(Dataset content)

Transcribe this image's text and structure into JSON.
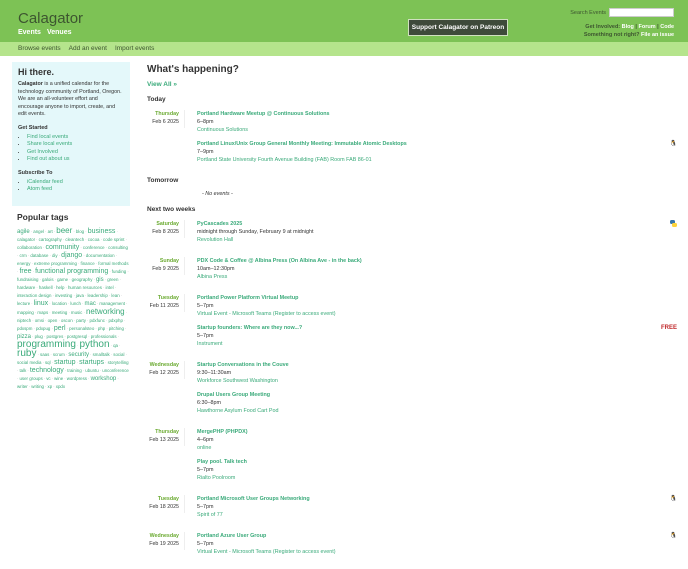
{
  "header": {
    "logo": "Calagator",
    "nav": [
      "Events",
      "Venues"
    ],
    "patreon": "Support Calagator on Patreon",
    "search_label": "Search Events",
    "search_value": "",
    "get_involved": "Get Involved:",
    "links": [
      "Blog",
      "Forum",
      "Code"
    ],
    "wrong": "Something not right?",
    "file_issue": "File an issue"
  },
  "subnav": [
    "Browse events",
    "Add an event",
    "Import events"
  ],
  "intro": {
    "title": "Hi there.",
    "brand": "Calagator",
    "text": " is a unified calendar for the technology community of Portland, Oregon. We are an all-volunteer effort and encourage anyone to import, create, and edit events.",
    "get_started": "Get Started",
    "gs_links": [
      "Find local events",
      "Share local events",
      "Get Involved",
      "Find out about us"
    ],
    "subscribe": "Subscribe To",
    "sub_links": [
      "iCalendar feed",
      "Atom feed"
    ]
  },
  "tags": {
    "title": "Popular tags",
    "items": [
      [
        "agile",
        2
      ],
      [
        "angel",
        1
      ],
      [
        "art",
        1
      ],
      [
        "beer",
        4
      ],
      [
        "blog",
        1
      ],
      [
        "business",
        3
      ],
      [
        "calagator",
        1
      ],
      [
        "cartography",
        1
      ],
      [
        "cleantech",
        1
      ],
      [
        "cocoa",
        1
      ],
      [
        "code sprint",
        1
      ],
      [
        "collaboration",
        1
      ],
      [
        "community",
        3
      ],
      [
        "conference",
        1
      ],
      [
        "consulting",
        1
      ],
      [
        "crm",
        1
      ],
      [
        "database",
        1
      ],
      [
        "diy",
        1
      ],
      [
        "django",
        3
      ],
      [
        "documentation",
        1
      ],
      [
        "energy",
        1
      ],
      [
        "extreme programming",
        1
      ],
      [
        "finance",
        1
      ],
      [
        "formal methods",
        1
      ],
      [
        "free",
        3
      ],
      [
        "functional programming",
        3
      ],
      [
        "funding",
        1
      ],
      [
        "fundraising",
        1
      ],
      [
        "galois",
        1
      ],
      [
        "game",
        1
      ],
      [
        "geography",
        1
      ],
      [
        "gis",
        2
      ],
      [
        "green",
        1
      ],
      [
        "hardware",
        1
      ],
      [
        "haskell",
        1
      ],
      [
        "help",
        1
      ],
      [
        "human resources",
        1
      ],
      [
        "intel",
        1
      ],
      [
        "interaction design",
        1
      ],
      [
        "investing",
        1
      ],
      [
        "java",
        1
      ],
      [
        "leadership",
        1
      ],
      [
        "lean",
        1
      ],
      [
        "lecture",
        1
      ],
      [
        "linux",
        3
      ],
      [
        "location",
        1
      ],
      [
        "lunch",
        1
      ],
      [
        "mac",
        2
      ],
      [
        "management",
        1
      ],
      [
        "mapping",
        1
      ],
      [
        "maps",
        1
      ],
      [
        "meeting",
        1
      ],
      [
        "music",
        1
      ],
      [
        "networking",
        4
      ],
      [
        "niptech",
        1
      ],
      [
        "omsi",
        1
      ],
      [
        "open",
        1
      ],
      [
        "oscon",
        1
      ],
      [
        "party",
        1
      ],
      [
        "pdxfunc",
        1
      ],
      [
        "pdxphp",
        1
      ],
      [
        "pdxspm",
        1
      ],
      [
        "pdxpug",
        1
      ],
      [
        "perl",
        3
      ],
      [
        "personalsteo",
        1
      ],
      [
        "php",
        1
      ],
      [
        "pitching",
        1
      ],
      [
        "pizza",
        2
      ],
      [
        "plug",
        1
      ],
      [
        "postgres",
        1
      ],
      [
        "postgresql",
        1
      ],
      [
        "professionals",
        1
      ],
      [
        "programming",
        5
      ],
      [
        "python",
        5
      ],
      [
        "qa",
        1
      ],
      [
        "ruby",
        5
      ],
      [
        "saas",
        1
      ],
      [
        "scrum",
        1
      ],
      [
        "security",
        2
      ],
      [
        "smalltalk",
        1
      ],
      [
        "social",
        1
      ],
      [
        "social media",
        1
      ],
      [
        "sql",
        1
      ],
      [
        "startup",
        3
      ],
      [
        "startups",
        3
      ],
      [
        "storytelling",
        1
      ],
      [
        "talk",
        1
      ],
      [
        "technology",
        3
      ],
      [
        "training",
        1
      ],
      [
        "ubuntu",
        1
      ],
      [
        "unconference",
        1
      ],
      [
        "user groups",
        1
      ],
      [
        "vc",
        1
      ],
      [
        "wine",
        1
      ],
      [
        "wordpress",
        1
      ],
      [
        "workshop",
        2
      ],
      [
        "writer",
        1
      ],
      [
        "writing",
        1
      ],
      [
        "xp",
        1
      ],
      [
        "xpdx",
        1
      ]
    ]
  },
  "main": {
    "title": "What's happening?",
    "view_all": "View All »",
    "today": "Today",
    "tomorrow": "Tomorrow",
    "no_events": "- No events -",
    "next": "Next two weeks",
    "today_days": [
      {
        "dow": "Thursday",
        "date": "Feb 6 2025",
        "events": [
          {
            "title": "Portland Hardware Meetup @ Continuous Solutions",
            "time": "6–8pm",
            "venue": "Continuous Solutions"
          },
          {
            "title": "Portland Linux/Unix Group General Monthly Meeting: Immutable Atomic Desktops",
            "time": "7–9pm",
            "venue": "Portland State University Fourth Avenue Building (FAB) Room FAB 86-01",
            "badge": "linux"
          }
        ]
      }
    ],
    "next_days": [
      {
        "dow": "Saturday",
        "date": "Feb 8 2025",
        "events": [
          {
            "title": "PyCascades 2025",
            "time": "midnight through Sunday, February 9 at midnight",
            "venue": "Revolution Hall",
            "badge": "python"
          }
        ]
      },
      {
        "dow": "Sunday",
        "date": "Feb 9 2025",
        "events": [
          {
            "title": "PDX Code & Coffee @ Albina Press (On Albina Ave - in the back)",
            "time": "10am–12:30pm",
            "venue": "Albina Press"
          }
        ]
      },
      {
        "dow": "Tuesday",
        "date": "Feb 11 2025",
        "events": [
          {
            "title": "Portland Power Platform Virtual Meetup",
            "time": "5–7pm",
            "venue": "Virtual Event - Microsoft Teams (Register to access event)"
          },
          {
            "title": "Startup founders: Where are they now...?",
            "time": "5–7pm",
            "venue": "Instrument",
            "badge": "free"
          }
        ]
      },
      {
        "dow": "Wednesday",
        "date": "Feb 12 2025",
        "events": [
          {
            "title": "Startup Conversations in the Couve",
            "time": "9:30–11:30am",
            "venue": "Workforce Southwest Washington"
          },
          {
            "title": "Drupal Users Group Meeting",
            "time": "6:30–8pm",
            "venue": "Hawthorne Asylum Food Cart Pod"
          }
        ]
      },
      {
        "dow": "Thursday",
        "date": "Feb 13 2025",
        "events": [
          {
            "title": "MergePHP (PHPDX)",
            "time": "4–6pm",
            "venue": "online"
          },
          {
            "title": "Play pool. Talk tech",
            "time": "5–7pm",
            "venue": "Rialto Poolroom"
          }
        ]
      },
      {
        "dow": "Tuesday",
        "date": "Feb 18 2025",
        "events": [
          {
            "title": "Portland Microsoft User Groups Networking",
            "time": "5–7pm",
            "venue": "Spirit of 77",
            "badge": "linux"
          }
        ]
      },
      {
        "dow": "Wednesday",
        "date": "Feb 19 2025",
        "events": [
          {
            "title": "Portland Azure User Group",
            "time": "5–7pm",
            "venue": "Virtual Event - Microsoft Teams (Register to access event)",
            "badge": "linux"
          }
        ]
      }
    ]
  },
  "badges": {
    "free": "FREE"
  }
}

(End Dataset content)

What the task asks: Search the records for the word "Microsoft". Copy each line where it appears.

Finished task:
            "venue": "Virtual Event - Microsoft Teams (Register to access event)"
            "title": "Portland Microsoft User Groups Networking",
            "venue": "Virtual Event - Microsoft Teams (Register to access event)",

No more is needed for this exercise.